* TRY IT: Note each line of the entries that includes "date". Then copy those lines.

(Collection entries)
-- Opening Marker --
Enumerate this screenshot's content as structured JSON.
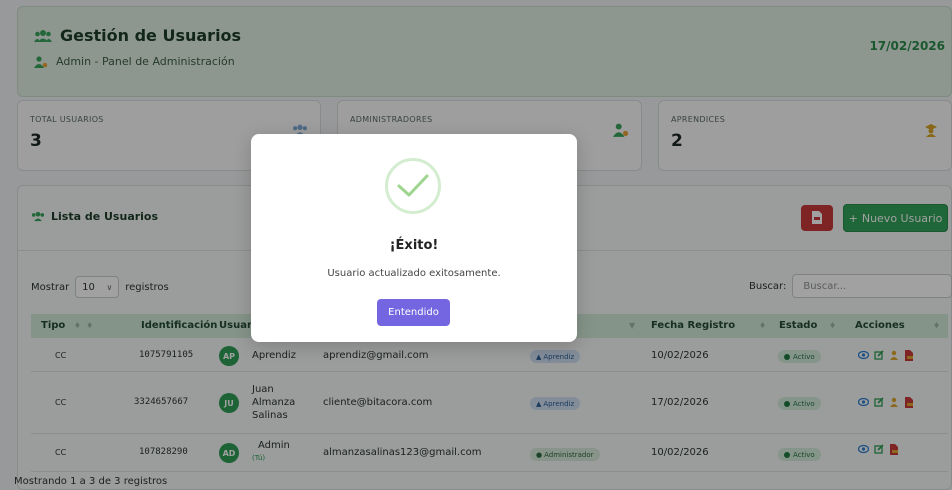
{
  "header": {
    "title": "Gestión de Usuarios",
    "subtitle": "Admin - Panel de Administración",
    "date": "17/02/2026"
  },
  "stats": [
    {
      "label": "TOTAL USUARIOS",
      "value": "3",
      "icon": "users-icon"
    },
    {
      "label": "ADMINISTRADORES",
      "value": "",
      "icon": "user-gear-icon"
    },
    {
      "label": "APRENDICES",
      "value": "2",
      "icon": "graduate-icon"
    }
  ],
  "list": {
    "title": "Lista de Usuarios",
    "new_user_label": "Nuevo Usuario",
    "show_label": "Mostrar",
    "page_size": "10",
    "records_label": "registros",
    "search_label": "Buscar:",
    "search_placeholder": "Buscar...",
    "columns": {
      "tipo": "Tipo",
      "identificacion": "Identificación",
      "usuario": "Usuario",
      "fecha": "Fecha Registro",
      "estado": "Estado",
      "acciones": "Acciones"
    },
    "rows": [
      {
        "tipo": "CC",
        "id": "1075791105",
        "initials": "AP",
        "name": "Aprendiz",
        "email": "aprendiz@gmail.com",
        "role": "Aprendiz",
        "date": "10/02/2026",
        "status": "Activo"
      },
      {
        "tipo": "CC",
        "id": "3324657667",
        "initials": "JU",
        "name": "Juan Almanza Salinas",
        "name_lines": [
          "Juan",
          "Almanza",
          "Salinas"
        ],
        "email": "cliente@bitacora.com",
        "role": "Aprendiz",
        "date": "17/02/2026",
        "status": "Activo"
      },
      {
        "tipo": "CC",
        "id": "107828290",
        "initials": "AD",
        "name": "Admin",
        "name_sub": "(Tú)",
        "email": "almanzasalinas123@gmail.com",
        "role": "Administrador",
        "date": "10/02/2026",
        "status": "Activo"
      }
    ],
    "footer": "Mostrando 1 a 3 de 3 registros"
  },
  "modal": {
    "title": "¡Éxito!",
    "message": "Usuario actualizado exitosamente.",
    "button": "Entendido"
  },
  "colors": {
    "accent_green": "#31a25a",
    "modal_button": "#7366e0",
    "pdf_red": "#c93a3a"
  }
}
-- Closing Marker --
* SOLUTION FOR THIS EXERCISE:
    "date": "17/02/2026"
        "date": "10/02/2026",
        "date": "17/02/2026",
        "date": "10/02/2026",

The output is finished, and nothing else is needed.